We had a fun (and rare) lab meeting on Tuesday to workshop a collaborative project inspired by the visit of Chinese PhD student Qiqi Zhao. The SolVES methods she has used so far in her research in Nanjing require some adjustment to explore rural Nova Scotia. This project will bring together the expertise of students I am working with around culturomics and social media methods generally (Mehrnoosh, Yan, Keshava, Keahna), including manual and machine learning approaches, and cultural ecosystem services and relational values (Emily, Mehrnoosh, Qiqi, Yan), including quite a few who have already engaged in the Bay of Fundy target system (Emily, Mehrnoosh, Yan). An exciting nexus of skills and interests as we set about establishing a better understanding of those tricky non-material services and values on the multifunctional Bay of Fundy coast.
Congratulations to Mehrnoosh Mohammadi, who won one of three poster awards at this week’s Landscape 2021 meeting in Europe (remotely), which is an international event focuses on sustainable agriculture through diversity and multifunctionality. On top of a certificate, this award will fund her to attend the next meeting in 2024. Mehrnoosh is in the final stages of her MES here in SRES, and her poster covers the first paper planned from her thesis, Terroir as an Ecosystem Service in Vineyard Landscapes: A Social Media Approach, which combines thematic coding, hierarchical cluster analysis and innovative collage visualization methods (to balance concerns of copyright and privacy online). Her work is funded by the Nova Scotia Graduate Scholarships and funding from the Social Sciences and Humanities Research Council (Kirby Calvert, PI) for a project concerned with integrating renewable energy into vineyard landscapes. Her next paper also uses Instagram but explores the impact of wind farms and solar panels on vineyard visitors, using more clever methods such as photo editing and saliency mapping.
The first output of the Landscape 1 case study of ResNet, the Bay of Fundy dykelands, is out this week in Facets, Canada’s open access science journal: Understanding multifunctional Bay of Fundy dykelands and tidal wetlands using ecosystem services—a baseline. We set out to understand ecosystem service flows from tidal wetlands and drained agricultural dykeland (former tidal wetland), as climate change forces a rethink of the dykeland system. This review covered papers, theses, reports, and drew in some cases on other jurisdictions where there was a dearth of local data. We uncovered some key gaps but also potential synergies in balancing the system for sustainability. Filling some of the gaps to inform decisionmaking is the undertaking that faces us in ResNet.

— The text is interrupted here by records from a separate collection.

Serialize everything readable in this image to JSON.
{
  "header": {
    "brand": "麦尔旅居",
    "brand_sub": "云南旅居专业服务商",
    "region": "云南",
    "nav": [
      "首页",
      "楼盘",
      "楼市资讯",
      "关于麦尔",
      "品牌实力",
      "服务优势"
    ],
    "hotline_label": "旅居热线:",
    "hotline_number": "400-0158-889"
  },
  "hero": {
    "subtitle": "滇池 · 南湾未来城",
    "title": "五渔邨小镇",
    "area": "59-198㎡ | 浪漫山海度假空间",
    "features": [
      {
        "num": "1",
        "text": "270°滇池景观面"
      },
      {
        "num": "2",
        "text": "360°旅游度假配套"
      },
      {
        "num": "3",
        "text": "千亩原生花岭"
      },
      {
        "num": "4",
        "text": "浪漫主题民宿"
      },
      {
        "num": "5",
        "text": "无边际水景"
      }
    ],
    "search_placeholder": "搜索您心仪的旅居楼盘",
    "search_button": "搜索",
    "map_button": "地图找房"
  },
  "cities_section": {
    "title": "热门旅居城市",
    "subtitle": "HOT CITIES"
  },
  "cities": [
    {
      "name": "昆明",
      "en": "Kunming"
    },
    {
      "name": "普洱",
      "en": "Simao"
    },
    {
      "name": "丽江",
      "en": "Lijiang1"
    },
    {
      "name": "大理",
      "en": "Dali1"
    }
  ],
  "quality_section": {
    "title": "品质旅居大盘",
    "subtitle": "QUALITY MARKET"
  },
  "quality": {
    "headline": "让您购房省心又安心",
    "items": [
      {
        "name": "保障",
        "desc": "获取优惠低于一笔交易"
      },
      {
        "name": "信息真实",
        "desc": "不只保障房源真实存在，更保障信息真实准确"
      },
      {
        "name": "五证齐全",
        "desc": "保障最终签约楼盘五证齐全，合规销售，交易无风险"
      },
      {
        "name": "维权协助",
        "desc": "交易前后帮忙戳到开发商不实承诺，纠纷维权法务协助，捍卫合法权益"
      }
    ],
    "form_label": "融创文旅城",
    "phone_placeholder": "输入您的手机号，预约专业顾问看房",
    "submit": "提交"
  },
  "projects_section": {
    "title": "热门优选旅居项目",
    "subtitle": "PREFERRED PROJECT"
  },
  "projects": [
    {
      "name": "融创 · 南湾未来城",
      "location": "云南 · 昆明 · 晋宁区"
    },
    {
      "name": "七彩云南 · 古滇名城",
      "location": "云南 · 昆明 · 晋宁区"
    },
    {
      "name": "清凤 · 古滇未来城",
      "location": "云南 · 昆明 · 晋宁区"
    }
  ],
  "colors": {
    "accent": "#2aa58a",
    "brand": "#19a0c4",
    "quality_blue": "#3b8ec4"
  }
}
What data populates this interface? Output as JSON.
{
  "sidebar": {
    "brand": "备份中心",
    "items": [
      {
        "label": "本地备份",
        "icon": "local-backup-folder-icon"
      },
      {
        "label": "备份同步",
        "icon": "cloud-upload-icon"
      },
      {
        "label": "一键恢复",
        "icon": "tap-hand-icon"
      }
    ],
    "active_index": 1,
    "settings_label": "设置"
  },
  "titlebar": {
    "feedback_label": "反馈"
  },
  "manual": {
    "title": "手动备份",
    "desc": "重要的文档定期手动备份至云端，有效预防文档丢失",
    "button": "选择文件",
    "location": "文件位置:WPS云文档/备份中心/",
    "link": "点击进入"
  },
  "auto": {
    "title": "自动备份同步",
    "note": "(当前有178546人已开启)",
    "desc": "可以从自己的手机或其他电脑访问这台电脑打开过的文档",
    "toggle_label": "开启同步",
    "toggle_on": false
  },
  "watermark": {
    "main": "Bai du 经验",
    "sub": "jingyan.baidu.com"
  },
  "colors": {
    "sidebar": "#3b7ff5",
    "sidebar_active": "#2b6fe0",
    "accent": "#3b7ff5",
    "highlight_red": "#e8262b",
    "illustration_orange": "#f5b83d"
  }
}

As decision-makers tackle the challenge of adapting Bay of Fundy dykelands to climate change, they need to understand who uses and values dykelands and salt marshes, and for what. This new paper in Ocean and Coastal Management, Comparing cultural ecosystem service delivery in dykelands and marshes using Instagram: A case of the Cornwallis (Jijuktu’kwejk) River, Nova Scotia, Canada, used four months of geocoded Instagram data to understand the cultural ecosystem service (CES) tradeoffs that might result from removing/realigning dykes and restoring salt marshes where dykelands can’t be sustained. Dykelands provide a much wider set of CES for a wider demographic than do marshes for this set of social media users. However, a big surprise is that while salt marshes were present in many photos they were not named as such; users spoke only about the dykes and dykelands behind those marshes. As such, the marsh CES in the dataset came from visitors to an impounded freshwater wetland trail which is a local attraction walkable from the downtown centre of Kentville. Many of the messages triangulate well with the 2016 online Q survey I ran with Nova Scotians about the same topic and the paper provides another nice case study as to the utility of social media data for social impact assessment. One of the really great things about this paper is that it is a real ‘lab’ output. The work was initiated as a follow-up to that 2016 study and to inform the new ResNet work when I knew Camille was going to be joining as an intern from AgroCampus Ouest. PhD student Yan collected a few months of Instagram posts for Camille to analyze with her help, postdoc Tuihedur helped with statistics, and then Yan picked it up again to write up after Camille went back to France. I’m proud of this paper and this collaborative team.
Congratulations to Denise Blake for her paper, out today in Ocean and Coastal Management, Participatory mapping to elicit cultural coastal values for Marine Spatial Planning in a remote archipelago (free for 50 days). The paper is based on map-elicited cultural values mapping of the Falkland Islands coasts. This work was undertaken to inform the Marine Spatial Planning process underway in the Falklands, led by Amelie Auge, I really enjoyed advising on this project. The geographical and connectivity issues in the Falklands made a more typical web-based PPGIS (public participation GIS) process impossible, and so it called for careful design to elicit values from citizens. The analysis revealed particular hotspots of local value, but also that people were not particularly attached to areas near them.